  1. Stock up.
    When your local grocer has a “Manager’s Special,” on clean meats like grass fed beef, wild fish, or free range chicken, that means they need to move it. Buy as much as you can fit into your freezer. The meat is not bad, it just needs to be cooked or frozen that same day. I have even seen these specials at Whole Foods. If you don’t understand why you should only be eating clean meat, please watch Food Inc., the movie. You can get it on Netflix now.

For more tips and valuable information on health and nutrition, visit:

By Karen Roth, MS, NC, Holistic Nutritionist

About Karen Roth

Hi. My name is Karen Roth, and I’m a Holistic Nutritionist. Okay, I know what you’re thinking… quick, hide the food; the snack police is here! No need to panic. I describe myself as a “practical” nutritionist, one who doesn’t go to extremes one way or the other and understands that life is challenging enough without having to torture yourself by cutting out many of the things you enjoy. Most of us have limited time to shop for food and to cook healthier meals. And a one-size-fits-all approach does not work when it comes to what and how we all eat. Trust me, I get it.

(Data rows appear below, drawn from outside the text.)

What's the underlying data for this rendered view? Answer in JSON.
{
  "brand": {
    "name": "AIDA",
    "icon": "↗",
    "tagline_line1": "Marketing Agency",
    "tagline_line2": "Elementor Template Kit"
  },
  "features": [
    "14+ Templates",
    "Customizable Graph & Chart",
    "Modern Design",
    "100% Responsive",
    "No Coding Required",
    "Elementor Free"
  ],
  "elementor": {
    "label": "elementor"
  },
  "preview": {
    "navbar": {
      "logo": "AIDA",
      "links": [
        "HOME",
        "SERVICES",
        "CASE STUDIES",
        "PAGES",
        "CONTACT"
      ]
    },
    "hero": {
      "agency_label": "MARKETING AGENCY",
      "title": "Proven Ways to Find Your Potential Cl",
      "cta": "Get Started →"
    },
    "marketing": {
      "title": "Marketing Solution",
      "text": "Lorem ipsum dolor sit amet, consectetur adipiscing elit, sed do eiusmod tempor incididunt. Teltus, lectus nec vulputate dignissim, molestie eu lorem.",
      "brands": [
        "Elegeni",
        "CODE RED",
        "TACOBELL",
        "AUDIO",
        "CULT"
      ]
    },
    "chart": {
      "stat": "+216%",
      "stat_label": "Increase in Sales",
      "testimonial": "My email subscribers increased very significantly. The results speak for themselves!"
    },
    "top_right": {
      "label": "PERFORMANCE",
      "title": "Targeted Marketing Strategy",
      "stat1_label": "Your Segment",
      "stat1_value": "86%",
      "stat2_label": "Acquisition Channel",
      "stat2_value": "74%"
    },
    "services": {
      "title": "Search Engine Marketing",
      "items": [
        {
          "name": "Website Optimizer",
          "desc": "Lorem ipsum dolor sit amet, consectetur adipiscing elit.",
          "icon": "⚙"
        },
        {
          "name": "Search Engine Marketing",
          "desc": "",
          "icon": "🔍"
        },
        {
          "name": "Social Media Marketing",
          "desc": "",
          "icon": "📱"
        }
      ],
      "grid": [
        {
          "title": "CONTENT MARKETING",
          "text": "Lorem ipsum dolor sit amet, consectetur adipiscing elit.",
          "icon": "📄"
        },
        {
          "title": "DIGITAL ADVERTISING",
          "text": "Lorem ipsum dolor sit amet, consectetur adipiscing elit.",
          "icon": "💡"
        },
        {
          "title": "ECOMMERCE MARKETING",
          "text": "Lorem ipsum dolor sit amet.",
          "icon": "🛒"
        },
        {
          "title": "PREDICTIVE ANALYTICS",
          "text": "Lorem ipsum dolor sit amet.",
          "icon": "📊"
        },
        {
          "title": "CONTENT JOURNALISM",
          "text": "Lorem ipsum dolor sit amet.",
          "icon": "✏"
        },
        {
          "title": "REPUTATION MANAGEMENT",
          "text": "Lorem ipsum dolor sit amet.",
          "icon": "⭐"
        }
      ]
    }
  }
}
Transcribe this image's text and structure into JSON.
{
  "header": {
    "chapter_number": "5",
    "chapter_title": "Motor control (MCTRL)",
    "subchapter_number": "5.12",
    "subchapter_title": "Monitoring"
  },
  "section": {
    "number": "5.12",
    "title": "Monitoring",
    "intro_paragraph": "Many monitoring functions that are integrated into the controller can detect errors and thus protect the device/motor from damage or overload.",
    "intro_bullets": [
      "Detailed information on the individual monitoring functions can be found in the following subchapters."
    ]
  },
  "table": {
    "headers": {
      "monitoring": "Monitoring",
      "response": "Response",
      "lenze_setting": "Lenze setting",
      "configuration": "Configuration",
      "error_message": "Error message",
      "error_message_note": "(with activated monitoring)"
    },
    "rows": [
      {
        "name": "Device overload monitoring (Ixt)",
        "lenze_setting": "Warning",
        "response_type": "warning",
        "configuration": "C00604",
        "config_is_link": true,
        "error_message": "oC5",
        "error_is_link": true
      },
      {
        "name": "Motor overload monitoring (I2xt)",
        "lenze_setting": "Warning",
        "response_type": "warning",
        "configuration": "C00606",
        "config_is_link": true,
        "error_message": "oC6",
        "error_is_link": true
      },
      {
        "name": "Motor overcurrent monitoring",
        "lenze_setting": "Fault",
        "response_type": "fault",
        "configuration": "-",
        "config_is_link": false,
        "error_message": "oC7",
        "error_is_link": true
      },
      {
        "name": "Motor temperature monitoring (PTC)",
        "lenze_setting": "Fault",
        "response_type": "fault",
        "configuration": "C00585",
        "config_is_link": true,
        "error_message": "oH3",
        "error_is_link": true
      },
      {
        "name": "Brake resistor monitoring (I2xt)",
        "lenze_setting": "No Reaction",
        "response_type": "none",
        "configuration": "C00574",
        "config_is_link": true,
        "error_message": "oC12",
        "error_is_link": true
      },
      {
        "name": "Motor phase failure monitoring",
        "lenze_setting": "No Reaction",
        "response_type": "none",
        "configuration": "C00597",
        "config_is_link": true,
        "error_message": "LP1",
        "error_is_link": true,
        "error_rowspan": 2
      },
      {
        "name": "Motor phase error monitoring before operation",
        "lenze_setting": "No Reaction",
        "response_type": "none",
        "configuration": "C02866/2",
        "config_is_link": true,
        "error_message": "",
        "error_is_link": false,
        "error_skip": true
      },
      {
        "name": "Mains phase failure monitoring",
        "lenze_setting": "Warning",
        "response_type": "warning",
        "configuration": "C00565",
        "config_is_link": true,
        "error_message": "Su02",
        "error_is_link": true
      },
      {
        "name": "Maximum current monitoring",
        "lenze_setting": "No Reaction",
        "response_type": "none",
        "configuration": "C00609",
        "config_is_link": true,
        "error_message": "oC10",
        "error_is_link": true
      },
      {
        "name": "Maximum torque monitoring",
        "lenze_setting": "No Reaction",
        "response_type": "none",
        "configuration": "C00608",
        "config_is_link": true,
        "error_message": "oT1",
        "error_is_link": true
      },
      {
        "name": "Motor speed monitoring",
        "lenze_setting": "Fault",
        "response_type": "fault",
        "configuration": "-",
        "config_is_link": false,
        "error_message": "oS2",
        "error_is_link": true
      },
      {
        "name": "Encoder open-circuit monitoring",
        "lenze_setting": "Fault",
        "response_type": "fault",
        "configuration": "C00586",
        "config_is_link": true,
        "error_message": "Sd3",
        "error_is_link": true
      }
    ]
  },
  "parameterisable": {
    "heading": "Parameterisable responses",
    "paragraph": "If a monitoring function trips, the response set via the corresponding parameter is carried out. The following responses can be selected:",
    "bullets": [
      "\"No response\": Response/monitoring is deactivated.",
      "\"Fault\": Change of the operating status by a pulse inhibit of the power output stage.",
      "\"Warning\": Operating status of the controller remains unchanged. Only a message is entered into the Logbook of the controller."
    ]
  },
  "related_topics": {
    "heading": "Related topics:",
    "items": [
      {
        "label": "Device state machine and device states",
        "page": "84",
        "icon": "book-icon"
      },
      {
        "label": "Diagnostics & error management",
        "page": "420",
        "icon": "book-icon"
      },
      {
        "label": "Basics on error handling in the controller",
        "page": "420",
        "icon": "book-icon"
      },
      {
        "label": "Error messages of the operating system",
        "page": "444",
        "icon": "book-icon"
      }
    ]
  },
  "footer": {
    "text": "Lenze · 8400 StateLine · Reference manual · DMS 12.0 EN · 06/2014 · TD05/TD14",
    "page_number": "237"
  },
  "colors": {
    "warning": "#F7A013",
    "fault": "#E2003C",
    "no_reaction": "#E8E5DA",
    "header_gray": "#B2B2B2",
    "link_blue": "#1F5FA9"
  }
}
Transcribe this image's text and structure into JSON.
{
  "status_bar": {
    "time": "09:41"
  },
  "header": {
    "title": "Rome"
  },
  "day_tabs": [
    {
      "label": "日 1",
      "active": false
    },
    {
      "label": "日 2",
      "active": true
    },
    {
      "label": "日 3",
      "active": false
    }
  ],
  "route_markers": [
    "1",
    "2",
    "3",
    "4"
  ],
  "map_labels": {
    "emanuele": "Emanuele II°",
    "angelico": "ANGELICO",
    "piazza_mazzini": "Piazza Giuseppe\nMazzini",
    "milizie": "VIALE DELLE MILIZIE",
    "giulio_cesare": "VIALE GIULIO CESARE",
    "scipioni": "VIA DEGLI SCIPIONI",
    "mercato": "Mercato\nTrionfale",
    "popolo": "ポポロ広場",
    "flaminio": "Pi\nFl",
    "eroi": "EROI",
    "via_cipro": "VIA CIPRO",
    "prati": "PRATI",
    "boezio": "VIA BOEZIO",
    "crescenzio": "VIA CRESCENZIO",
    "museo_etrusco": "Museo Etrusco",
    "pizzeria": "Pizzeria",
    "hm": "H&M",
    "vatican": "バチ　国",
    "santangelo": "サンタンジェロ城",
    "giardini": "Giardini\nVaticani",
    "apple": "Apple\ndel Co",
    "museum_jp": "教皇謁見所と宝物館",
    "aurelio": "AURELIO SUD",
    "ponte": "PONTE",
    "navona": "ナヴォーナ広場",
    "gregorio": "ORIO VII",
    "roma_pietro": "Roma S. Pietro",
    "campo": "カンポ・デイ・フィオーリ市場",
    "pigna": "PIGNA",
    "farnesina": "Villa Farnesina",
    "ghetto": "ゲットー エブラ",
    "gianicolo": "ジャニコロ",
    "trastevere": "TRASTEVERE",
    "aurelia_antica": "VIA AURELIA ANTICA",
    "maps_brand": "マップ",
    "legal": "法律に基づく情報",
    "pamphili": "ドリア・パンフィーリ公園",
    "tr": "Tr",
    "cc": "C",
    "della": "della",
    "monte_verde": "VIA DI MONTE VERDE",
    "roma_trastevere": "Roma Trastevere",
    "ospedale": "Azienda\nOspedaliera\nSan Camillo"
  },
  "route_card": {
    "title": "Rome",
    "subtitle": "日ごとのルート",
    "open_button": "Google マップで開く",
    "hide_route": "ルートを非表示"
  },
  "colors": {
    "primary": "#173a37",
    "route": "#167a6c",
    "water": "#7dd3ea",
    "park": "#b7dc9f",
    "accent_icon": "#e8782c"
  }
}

In my early years out of college when I was bartending, my eating and drinking habits were anything but healthy. But, then you grow up and start thinking about the bigger picture and listening more to what your body is telling you. My pre-nutritionist days were on the corporate treadmill where stress and snacking at the desk was part of my daily routine. Never enough hours in the day and proper eating was always at the bottom of my list.

It wasn’t until I broke my jaw in a freak accident that my food life really changed. When you’re wired shut for two months and denied the food you need for your very existence, you begin to look at the world a little differently. When I healed myself, primarily by creating my own foods I could sip through a straw, I decided to pursue something that was always of interest to me… nutrition. Pulling the plug on the corporate treadmill, I went back to school for three years to get my Masters Degree in Holistic Nutrition. I then opened a practice in Valencia, California, and I’m pleased to say that over the years I have helped so many people improve the quality of their lives by helping them make simple changes in their diets and lifestyle.

Eating healthy doesn’t have to be time-consuming or tasteless, and it is my intention to bring you practical tips each week on how to fit in nutrition one bite at a time. In addition to being practical, I’m also positive so you don’t have to worry that I am going to be Debby Downer and tell you that everything you put in your mouth is going to kill you. Instead, I will offer you easy to implement, simple strategies to help you improve your health. I’ll be introducing new foods (that taste good – because I don’t eat anything that tastes like sawdust or is unappetizing) and new habits that are realistic. I hope you’ll join me as a regular reader and together we’ll build the healthier you with FOOD FOR THOUGHT.

(Karen Roth, MS, NC is a graduate of Hawthorn University’s Master of Science in Holistic Nutrition training program. She helps her clients to take control of their health with foods choices that best support their specific health condition and specific metabolic type and believes that every ill health condition can benefit and possibly improve from a solid foundation of healthy foods choices. Visit her website at